Now, it’s back to basics.

How to Save Money at Conventions

I am one of the couple hundred for whom the new year doesn’t start until I sing Auld Lang Syne at GaFilk. GaFilk is a convention for incredibly talented singers and entertainers (some of them professional) who also happen to be in the science fiction and fantasy community. Think about every time that you’ve made up new words to songs, that’s filking.

There’s a good definition of what filk is over here for those who are curious. That article explains it much more thoroughly than I can.

The convention itself is held the first weekend after the new year, and has been a long standing tradition. If you’ve never been to a con before, think about going to one, whether it be a financial bloggers convention or a science fiction convention or a furry covention or … well, just go to one. It’s an experience that should be had at least once during your life, no matter how staid and normaly that you believe you are. Go with an open mind, and you will be rewarded.

All told, between the room, food, gas, membership, and swag, we’re (me, my mother, and TUM) going to spend between $600-$700 for the entire adventure. It’s WELL worth it. As a financial blogger, I would be remiss if I didn’t offer up some tips about how to be frugal and still have fun.

1. Save up during the year
Calculate how much you want to spend for the convention. Depending on travel costs, a convention can easily top the $1000 mark for a single three day event. I can tell you from experience that it’s still well worth it. The earlier that you decide to go to a convention, the better, because you can save up your cash during the course of the year.
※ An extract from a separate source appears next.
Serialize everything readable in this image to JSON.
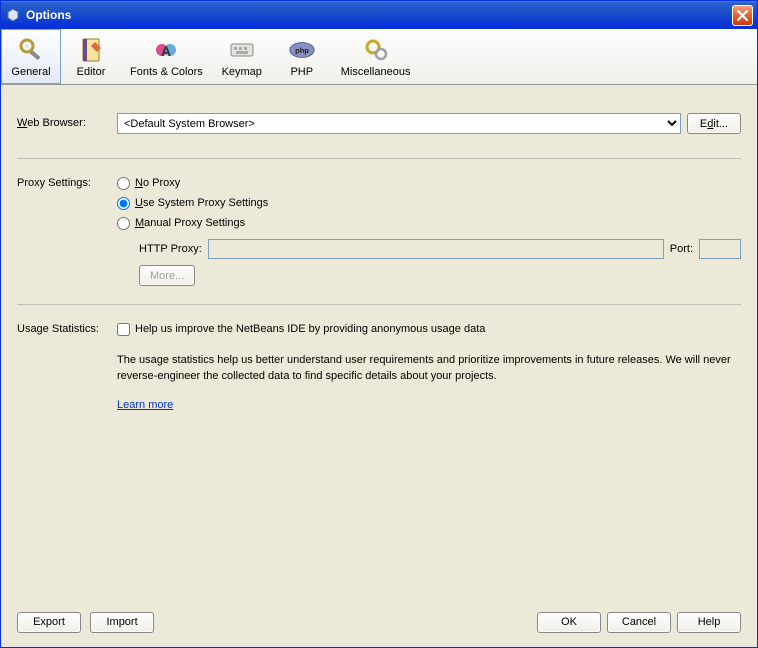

2. Make a grocery run or bring your own food
Most conventions have a con(vention) suite where, for the price of membership, you can get munchies and sodas which will carry you through the course of the convention. The stock of the con suites vary from con to con, some having ‘real food’ and others having slim pickins. If you buy a loaf of bread and get some PB&J, you should be set for food.
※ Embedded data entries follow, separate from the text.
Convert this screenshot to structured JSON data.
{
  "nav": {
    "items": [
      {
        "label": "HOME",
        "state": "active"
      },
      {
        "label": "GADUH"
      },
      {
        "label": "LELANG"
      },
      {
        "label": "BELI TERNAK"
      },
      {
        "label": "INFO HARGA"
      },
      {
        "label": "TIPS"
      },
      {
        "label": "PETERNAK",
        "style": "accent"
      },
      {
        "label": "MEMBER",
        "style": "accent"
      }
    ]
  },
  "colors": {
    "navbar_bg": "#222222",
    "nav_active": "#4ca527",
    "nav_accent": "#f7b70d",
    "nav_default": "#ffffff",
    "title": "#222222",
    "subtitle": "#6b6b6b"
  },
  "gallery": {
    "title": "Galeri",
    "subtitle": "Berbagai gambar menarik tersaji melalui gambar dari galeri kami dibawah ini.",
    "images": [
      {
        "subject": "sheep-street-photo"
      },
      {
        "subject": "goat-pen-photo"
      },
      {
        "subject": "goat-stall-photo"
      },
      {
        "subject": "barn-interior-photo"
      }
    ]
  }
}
I spend a lot more money on food at a convention than anything else. It can often be bunches more than the con itself. Hotel food is expensive, and you can’t count on there always being reasonable fast food or restaurants around the area. The PB&J sandwiches will cost you under $10 and save you a ton.

3. Capitalize on your Travel Discounts
If you need to fly to the location, take advantage of your frequent flyer miles and the other discounts that you tend to use when you have to travel. Sometimes, because of the stuff that you’re bringing, it’s easier to drive to the con (and avoid the excess baggage fees). Either way, I figure that you know of the best ways to redeem miles and get plane tickets.

4. Carpool
Most conventions have message boards, where general excitement is built up around the convention, the guests that are going to be there, and more. Usually, there are rideshares offered on this board, which can significantly cut your travel costs. It gives you a chance to hang out with a new person for a little while, one who is considered part of the X (science fiction, financial blogging, anime geek, board gaming, etc) family.

5. Make a List of Stuff to Bring
It’s a foregone conclusion for seasoned congoers that there’s always going to be something forgotten at home. Many just hope that the thing that they forget isn’t too terribly important. When you make a list of things to bring, it saves you from needing to get replacement items at the gift shop or in the local area. Like with gas prices, food prices are sometimes more expensive even in the local area because of convenience.

Conventions themselves are relaxing events (most of the time) because you get the opportunity to see friends, hang out with like minded people, and enjoy the comforts of another venue. They’re (generally) well worth going to, cost less than many vacation activities, and let you get a good recharge in your life. I’m going to be at GaFilk over the next few days, and will return on Monday (more than likely, I’ll be singing a song).